A few years ago, I bumped into an ex-mayor of Boston … and he was following me. These are people that may never comment. If they do, they probably show up as anonymous. Sometimes, you recognize the website or pseudonym, but often you are just left wondering “Who was that masked man?”
For all of you who think nobody reads you, nobody follows you because you aren’t getting a lot of comments? Most readers don’t comment, especially people whose names are known to the public. Many (most?) don’t even leave a “like.” It doesn’t mean they aren’t there. I would suggest as much as 90% of your audience is comprised of lurkers. You really don’t know who is reading your blog.
It’s a reason to be optimistic about what those statistics really mean … and cautious about things you say. A note to book reviewers: authors read reviews. Even reviews by relatively unknown bloggers. If you flame an author, he or she will not forget and will never forgive.
I won’t give you names because I think that celebrities in general prefer to keep a low profile when they are making unofficial contact with people. I’m just grateful whenever someone whose work I love lets me know they are reading my words and liking them. It means a huge amount to me. It’s a kind of validation. It’s like winning a prize. It makes the sun shine brighter even on a rainy day.
It can happen to you. If you are patient, it probably will.
NOTES: I thought I’d add a few notes about this. My most frequent contacts are authors, probably because I write about and review books. Typically, when I give a positive review (if I really hate the book, I usually don’t review it), I hear from the author. The first time it happened, I almost fell off my chair. Now, I am less surprised, but no less happy. Garry hears from children of stars he worked with and authors who want to use his encounters as reference material for books. Which is very cool, too.
If you love books and authors, writing good, smart, fair book reviews is an excellent path to meeting the authors. Book reviews don’t get the big numbers that other posts get, but reviews have a long shelf life. You may find you get hits on them for years after they are initially published. Republishing them is easy since they don’t go “out of date.”

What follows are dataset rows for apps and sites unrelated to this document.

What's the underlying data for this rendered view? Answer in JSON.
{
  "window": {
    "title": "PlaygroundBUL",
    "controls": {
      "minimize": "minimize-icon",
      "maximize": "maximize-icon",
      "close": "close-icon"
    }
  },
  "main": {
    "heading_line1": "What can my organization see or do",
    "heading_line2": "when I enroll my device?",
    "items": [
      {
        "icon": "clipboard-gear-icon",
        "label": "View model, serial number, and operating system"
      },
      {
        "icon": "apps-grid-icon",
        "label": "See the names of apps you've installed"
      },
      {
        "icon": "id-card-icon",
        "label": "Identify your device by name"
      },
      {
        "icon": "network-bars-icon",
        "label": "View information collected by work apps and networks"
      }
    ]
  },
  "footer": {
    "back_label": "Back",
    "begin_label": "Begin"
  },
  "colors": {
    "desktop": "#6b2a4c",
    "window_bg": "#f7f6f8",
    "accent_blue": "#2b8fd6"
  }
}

Music and movie reviews, and anecdotes about personal encounters with celebrities may get someone you admire to contact you. It’s fun and comes with a bit of stardust. It can make blogging an adventure — in the best possible way.